## WORK INSTRUCTIONS
Carry none of the pictures over; write out the complete data exactly.
(SUPPLIED INFORMATION begins)
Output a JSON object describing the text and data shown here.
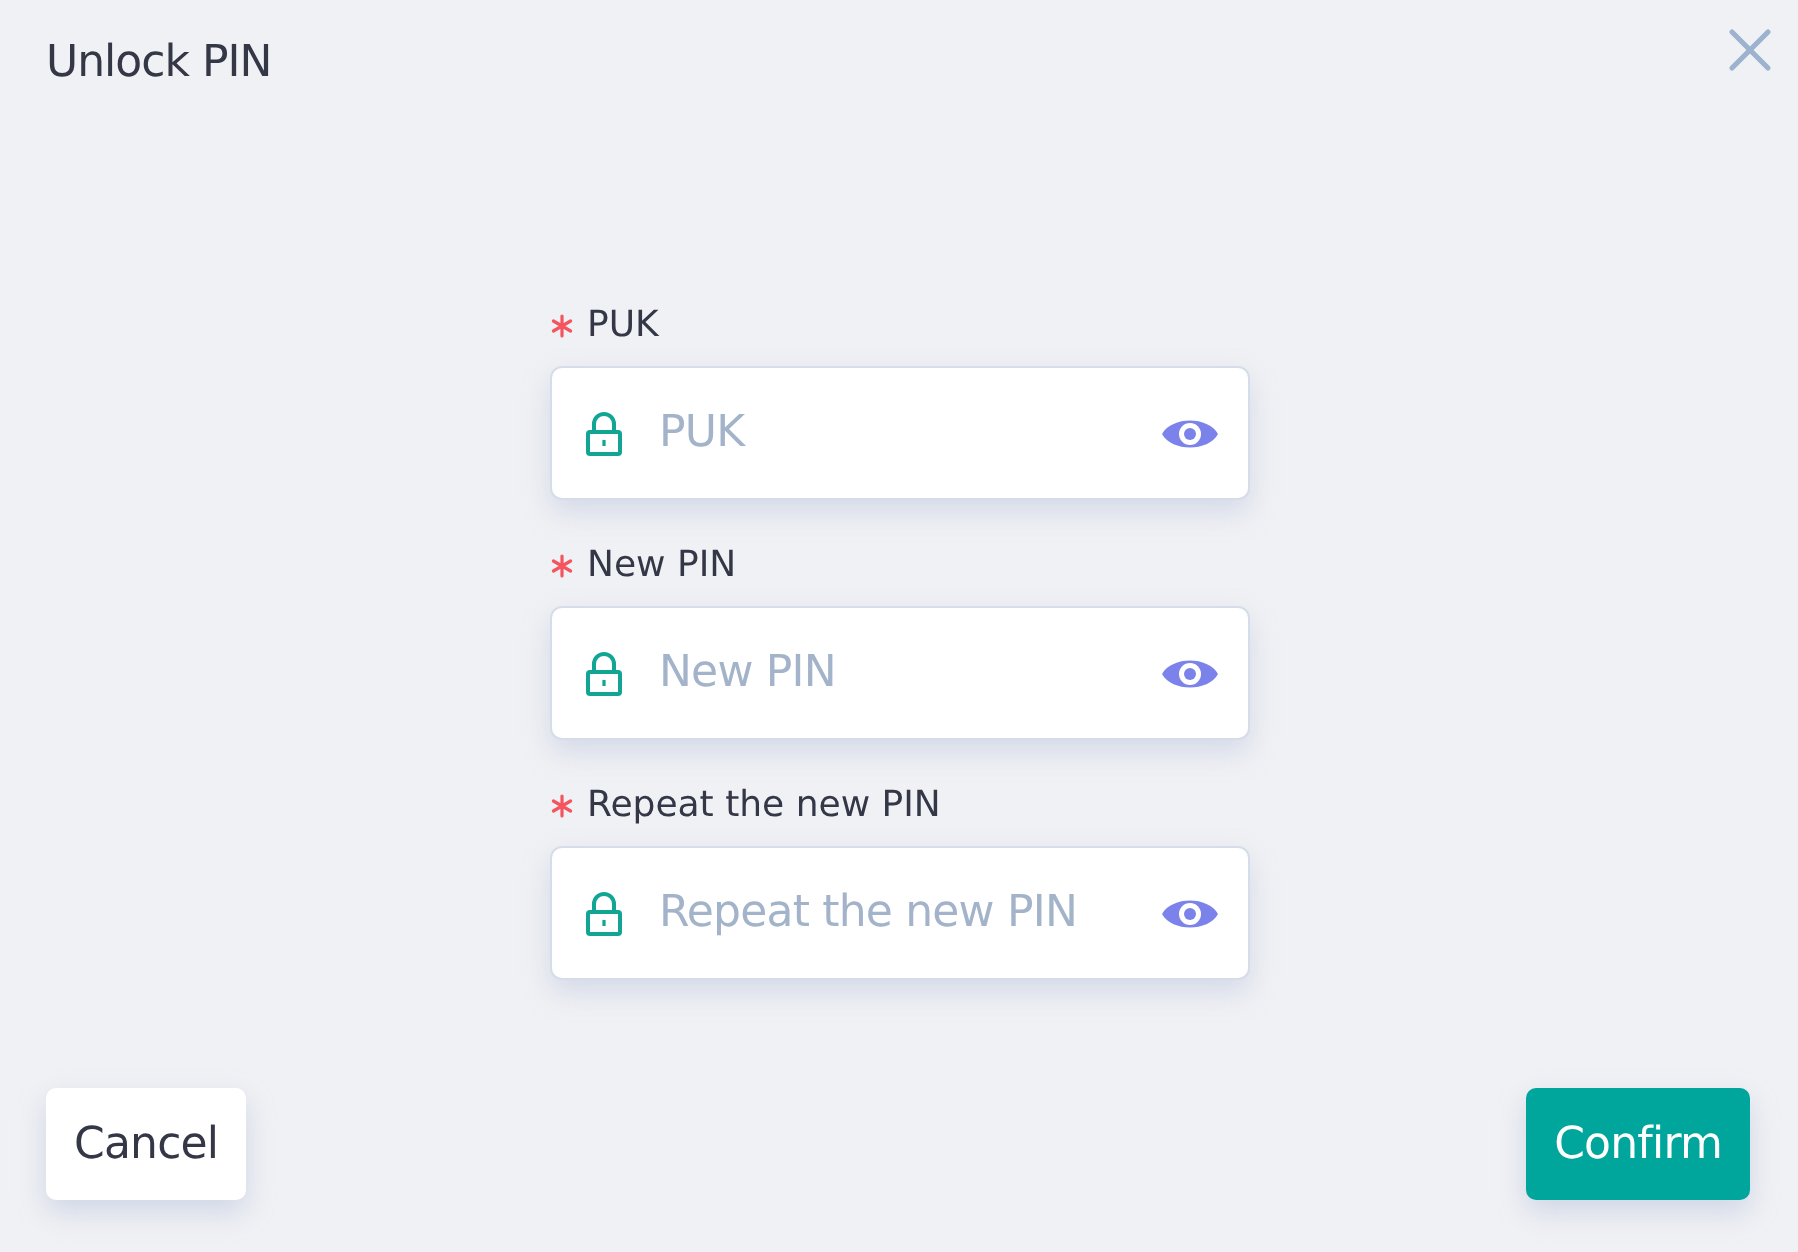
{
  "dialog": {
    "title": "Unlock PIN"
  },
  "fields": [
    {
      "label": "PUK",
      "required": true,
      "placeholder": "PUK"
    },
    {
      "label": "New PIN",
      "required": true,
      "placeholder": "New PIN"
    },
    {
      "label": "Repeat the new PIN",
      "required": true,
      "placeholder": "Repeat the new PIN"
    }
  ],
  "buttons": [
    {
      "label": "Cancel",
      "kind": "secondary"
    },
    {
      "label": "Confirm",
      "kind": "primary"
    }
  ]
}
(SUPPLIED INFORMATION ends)
## WRITTEN RESPONSE
Output a JSON object describing the text and data shown here.
{
  "dialog": {
    "title": "Unlock PIN"
  },
  "fields": [
    {
      "label": "PUK",
      "required": true,
      "placeholder": "PUK"
    },
    {
      "label": "New PIN",
      "required": true,
      "placeholder": "New PIN"
    },
    {
      "label": "Repeat the new PIN",
      "required": true,
      "placeholder": "Repeat the new PIN"
    }
  ],
  "buttons": [
    {
      "label": "Cancel",
      "kind": "secondary"
    },
    {
      "label": "Confirm",
      "kind": "primary"
    }
  ]
}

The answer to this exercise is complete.